Every line below containing the word "JSON" should be found and copied.

_DATA TO EXAMINE_
[Start of Attachment]

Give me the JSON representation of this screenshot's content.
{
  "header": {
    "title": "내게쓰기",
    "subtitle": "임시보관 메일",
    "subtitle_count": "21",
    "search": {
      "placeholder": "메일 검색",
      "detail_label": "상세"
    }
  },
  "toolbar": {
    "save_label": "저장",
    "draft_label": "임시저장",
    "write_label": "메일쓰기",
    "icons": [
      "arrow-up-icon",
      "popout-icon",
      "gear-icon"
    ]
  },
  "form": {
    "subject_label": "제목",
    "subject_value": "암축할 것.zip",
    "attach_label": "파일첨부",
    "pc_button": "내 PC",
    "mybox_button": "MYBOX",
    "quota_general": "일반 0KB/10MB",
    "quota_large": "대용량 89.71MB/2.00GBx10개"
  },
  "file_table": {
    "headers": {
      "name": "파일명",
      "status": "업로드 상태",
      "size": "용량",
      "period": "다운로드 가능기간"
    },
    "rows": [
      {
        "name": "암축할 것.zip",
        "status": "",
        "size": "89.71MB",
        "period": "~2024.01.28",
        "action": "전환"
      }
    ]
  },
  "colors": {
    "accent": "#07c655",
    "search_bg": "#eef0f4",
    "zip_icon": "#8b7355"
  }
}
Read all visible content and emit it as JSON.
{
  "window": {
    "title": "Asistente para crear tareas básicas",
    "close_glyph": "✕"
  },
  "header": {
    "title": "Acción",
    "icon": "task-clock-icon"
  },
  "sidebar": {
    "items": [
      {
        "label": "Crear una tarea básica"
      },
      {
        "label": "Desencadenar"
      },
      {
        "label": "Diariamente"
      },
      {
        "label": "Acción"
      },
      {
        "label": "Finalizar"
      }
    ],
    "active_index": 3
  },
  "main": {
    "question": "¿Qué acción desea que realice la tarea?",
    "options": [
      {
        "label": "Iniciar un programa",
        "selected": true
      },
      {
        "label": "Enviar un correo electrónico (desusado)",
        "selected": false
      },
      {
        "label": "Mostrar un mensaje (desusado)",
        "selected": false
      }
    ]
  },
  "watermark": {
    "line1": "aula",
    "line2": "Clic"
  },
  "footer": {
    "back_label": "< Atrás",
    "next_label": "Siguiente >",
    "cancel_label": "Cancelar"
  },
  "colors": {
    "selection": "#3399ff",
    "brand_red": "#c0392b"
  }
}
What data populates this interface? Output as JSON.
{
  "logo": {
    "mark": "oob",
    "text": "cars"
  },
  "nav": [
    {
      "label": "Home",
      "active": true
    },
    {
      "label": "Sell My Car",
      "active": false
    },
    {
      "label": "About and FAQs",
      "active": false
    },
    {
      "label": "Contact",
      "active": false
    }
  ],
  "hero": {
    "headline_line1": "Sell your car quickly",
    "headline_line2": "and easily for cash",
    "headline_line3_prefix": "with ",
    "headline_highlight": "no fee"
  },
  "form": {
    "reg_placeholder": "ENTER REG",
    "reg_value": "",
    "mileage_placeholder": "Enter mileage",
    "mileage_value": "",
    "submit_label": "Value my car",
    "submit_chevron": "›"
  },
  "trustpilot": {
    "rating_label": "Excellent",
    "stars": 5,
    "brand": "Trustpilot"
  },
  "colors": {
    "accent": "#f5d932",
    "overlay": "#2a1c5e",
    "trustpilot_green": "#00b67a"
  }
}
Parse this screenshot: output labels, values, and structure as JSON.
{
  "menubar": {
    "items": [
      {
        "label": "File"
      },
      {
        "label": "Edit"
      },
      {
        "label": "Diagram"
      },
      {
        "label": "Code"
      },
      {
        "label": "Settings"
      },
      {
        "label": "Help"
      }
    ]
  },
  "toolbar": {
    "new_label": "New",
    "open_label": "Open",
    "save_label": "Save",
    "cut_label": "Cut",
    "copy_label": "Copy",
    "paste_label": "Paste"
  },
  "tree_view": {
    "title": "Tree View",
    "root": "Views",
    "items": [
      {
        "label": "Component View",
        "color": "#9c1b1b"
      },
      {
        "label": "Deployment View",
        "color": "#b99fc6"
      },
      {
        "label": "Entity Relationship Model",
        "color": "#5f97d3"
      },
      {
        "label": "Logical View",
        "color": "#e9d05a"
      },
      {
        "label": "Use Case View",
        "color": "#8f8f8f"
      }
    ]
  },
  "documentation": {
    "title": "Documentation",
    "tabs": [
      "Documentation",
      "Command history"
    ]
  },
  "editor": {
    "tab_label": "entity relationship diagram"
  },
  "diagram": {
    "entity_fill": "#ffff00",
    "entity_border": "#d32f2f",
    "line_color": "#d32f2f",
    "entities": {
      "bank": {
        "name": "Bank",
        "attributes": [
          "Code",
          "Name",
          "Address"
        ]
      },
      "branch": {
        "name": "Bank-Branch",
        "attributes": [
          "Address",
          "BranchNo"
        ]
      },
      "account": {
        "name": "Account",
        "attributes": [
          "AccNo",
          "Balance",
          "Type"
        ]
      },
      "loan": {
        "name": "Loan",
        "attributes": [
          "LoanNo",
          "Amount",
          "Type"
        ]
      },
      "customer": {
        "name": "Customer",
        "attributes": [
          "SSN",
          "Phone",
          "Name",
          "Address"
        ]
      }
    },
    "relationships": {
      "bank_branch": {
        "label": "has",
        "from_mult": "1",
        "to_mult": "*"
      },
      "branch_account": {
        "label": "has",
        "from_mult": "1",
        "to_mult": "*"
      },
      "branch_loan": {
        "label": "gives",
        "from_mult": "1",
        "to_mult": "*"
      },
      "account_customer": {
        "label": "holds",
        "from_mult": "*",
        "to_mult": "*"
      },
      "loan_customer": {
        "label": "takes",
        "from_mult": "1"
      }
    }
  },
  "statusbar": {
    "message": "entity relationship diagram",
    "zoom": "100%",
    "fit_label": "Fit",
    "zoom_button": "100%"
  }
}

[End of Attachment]

_ANSWER TO THE EXERCISE_
Give me the JSON representation of this screenshot's content.
Read all visible content and emit it as JSON.
What data populates this interface? Output as JSON.
Parse this screenshot: output labels, values, and structure as JSON.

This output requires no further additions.